Kurt Woermann, shipowner from Hamburg and member of the NSDAP 10. Carl Vincent Krogmann, co-owner of the Hamburger Bank, shipping company and trading house Wachsmuth and Krogmann, board member of the Hamburg National Club, mayor of Hamburg from 1933 to 1945, member of the Hamburg Chamber of Commerce and a member of the Keppler circle 11. Kurt von Eichborn, co-owner of a private bank in Breslau 12. Eberhard Graf von Kalckreuth, president of the Reichslandbund, member of the Deutscher Herrenklub 13. Erich Lübbert, senior executive of Dywidag, chairman of the AG für Verkehrswesen, member of the Economic Council in Stahlhelm 14. Erwin Merck, supervisor of H. J. Merck & Co. a Hamburg commercial bank 15. Joachim von Oppen, president of the Brandenburg Chamber of agriculture 16. Rudolf Ventzki, general director of Maschinenfabrik EsslingenSignatures of the following personalities have been submitted afterwards: 17. Fritz Thyssen, chairman of the Supervisory Board of Vereinigte Stahlwerke 18. Robert Graf von Keyserlingk-Cammerau, member of the board of the German agricultural employers' associations, member of the German men club 19.
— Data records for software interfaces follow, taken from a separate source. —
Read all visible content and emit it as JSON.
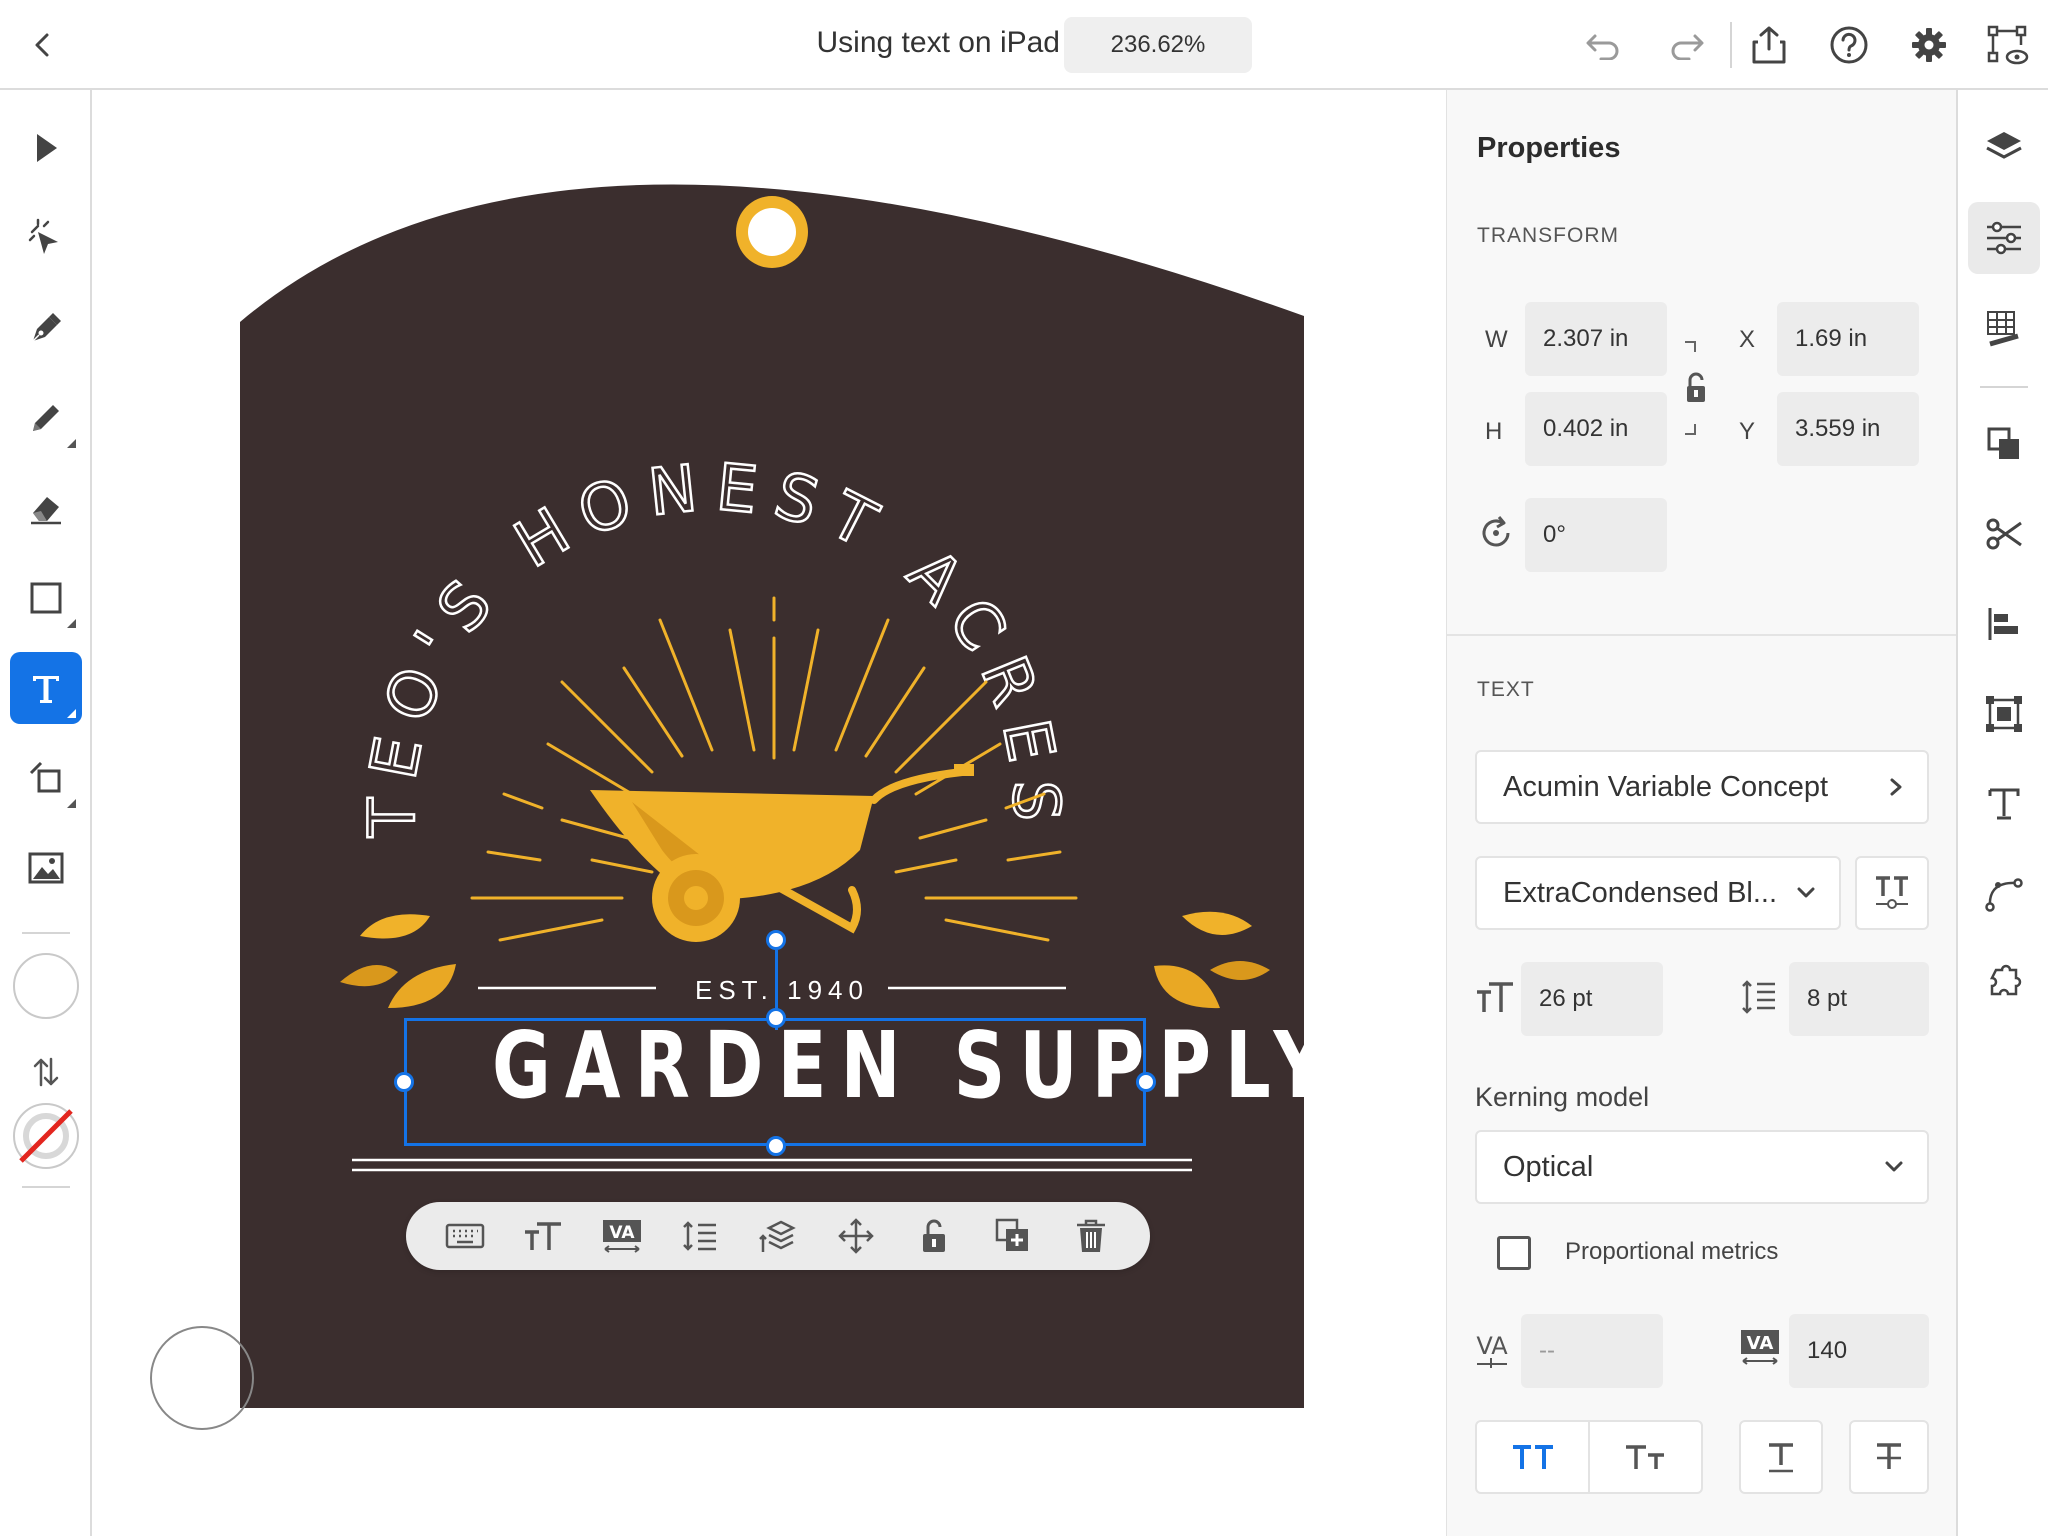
{
  "topbar": {
    "doc_title": "Using text on iPad",
    "zoom": "236.62%"
  },
  "artwork": {
    "arc_text": "TEO'S HONEST ACRES",
    "est": "EST. 1940",
    "headline": "GARDEN SUPPLY",
    "colors": {
      "tag": "#3b2e2e",
      "accent": "#f0b22a",
      "text": "#ffffff"
    }
  },
  "properties": {
    "title": "Properties",
    "transform": {
      "label": "TRANSFORM",
      "w_label": "W",
      "w": "2.307 in",
      "h_label": "H",
      "h": "0.402 in",
      "x_label": "X",
      "x": "1.69 in",
      "y_label": "Y",
      "y": "3.559 in",
      "rotation": "0°"
    },
    "text": {
      "label": "TEXT",
      "font_family": "Acumin Variable Concept",
      "font_style": "ExtraCondensed Bl...",
      "font_size": "26 pt",
      "leading": "8 pt",
      "kerning_label": "Kerning model",
      "kerning": "Optical",
      "proportional_label": "Proportional metrics",
      "kerning_value": "--",
      "tracking": "140"
    }
  },
  "colors": {
    "selection": "#1473e6",
    "panel_bg": "#f8f8f8",
    "field_bg": "#ececec"
  }
}
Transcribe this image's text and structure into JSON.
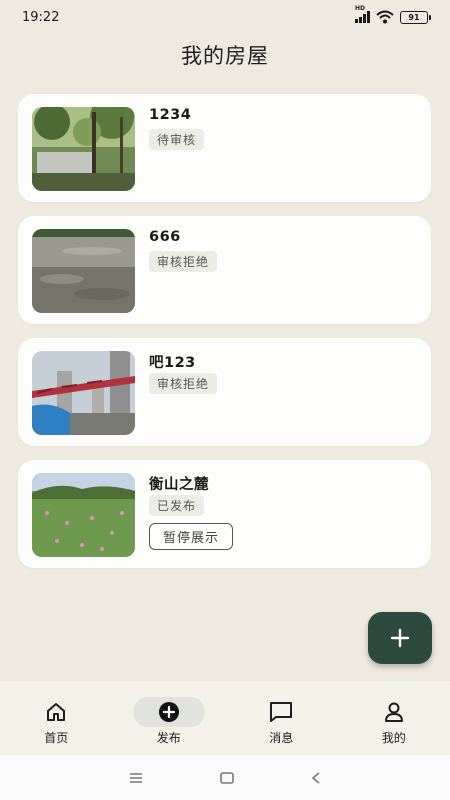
{
  "status_bar": {
    "time": "19:22",
    "network_label": "HD",
    "battery_level": "91"
  },
  "page": {
    "title": "我的房屋"
  },
  "houses": [
    {
      "title": "1234",
      "status": "待审核",
      "thumbnail": "garden-photo"
    },
    {
      "title": "666",
      "status": "审核拒绝",
      "thumbnail": "water-photo"
    },
    {
      "title": "吧123",
      "status": "审核拒绝",
      "thumbnail": "construction-photo"
    },
    {
      "title": "衡山之麓",
      "status": "已发布",
      "thumbnail": "field-photo",
      "action_label": "暂停展示"
    }
  ],
  "fab": {
    "icon": "plus-icon"
  },
  "bottom_nav": {
    "items": [
      {
        "label": "首页",
        "icon": "home-icon",
        "active": false
      },
      {
        "label": "发布",
        "icon": "add-circle-icon",
        "active": true
      },
      {
        "label": "消息",
        "icon": "message-icon",
        "active": false
      },
      {
        "label": "我的",
        "icon": "user-icon",
        "active": false
      }
    ]
  },
  "system_nav": {
    "icons": [
      "menu-icon",
      "home-square-icon",
      "back-icon"
    ]
  },
  "colors": {
    "background": "#efeae0",
    "card": "#fdfdfb",
    "accent": "#2c4a3d"
  }
}
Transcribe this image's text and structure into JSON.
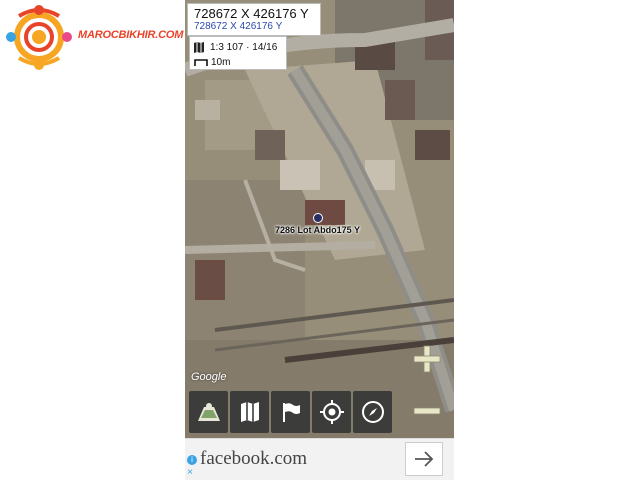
{
  "logo": {
    "text": "MAROCBIKHIR.COM",
    "colors": [
      "#e8442a",
      "#f6a623",
      "#3aa3e3",
      "#e84a8a"
    ]
  },
  "map": {
    "coords_primary": "728672 X  426176 Y",
    "coords_secondary": "728672 X  426176 Y",
    "scale_zoom": "1:3 107 · 14/16",
    "scale_distance": "10m",
    "marker_label": "7286 Lot Abdo175 Y",
    "provider": "Google",
    "zoom_in_icon": "plus-icon",
    "zoom_out_icon": "minus-icon"
  },
  "toolbar": {
    "buttons": [
      {
        "name": "layers-button",
        "icon": "map-layers-icon"
      },
      {
        "name": "map-button",
        "icon": "map-icon"
      },
      {
        "name": "flag-button",
        "icon": "flag-icon"
      },
      {
        "name": "locate-button",
        "icon": "crosshair-icon"
      },
      {
        "name": "compass-button",
        "icon": "compass-icon"
      }
    ]
  },
  "ad": {
    "text": "facebook.com",
    "info": "i",
    "close": "×",
    "arrow_icon": "arrow-right-icon"
  }
}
Kurt Gustav Ernst von Rohr-Manze, landowner. Whether Engelbert Beckmann, the president of the Westphalian Land Association signed in any form is controversial. Secret Meeting of 20 February 1933 Keppler circle

Volvo Duett

The Duett is an automobile from Volvo, in production from 1953 to 1969. The name Duett was intended to signify a car that could be used as a delivery vehicle during the week and as a comfortable sedan away from work; the Duett was produced in three body styles: an estate car, a panel van, and, in small numbers, a bare chassis with no body from the windshield rearward. The design is based on the Volvo PV sedan and shares its engine and front suspension with that model. However, unlike the PV, which had a unibody design and a coil spring rear suspension, the Duett used a ladder frame with leaf springs supporting the rear. While the Duett has been criticized as a regressive design by those who point out that the ladder-frame car was based on Volvo's first unibodied car; the availability of the bare chassis allowed Swedish coach builders such as Grip and Nordbergs to build Duett-based pickup trucks and specialized commercial vehicles. The versatility of the ladder-frame design made the Duett a popular choice as a base for customized vehicles such as hot rods and EPA tractors.

The Duett was the only automobile marketed by Volvo in the United States. All other models were of unibody construction; the PV445's bodywork was based on the PV444 saloon car and shared its two-piece flat paned windshield. The P210 replaced the P445 in the fall of 1960, it is most distinguishable from the PV445 by its use of a single-piece curved windshield, which it shares with the PV544. The final P210 rolled off the line in 1969, four years after the end of production of the PV544 on which it was based; the Duett was replaced by the Volvo 145 Express

Heather Hurst

Heather Hurst is an American archaeologist and archaeological illustrator. She graduated from Skidmore College in 1997, from Yale University with a Ph. D. in anthropology. She teaches at Skidmore College, she has been an archaeological illustrator at sites in Honduras and Mexico. Her illustrations appeared in National Geographic and Arqueología Mexicana, have been exhibited at the Peabody Museum of Natural History and the National Gallery of Art, as well as the Science Museum of Minnesota's 2013 exhibit on the Maya, she gave a talk: "Tres Pintores Magníficos y Un Viajero: La Identificación de Artistas por los Pasos de Producción en Pintura Mural" at the 2010 Maya Meetings, Casa Herrera. In 2013 she gave a talk on discovered Maya murals. 2004 MacArthur Fellows Program Heather Hurst exploring the ruins of Temple XXVI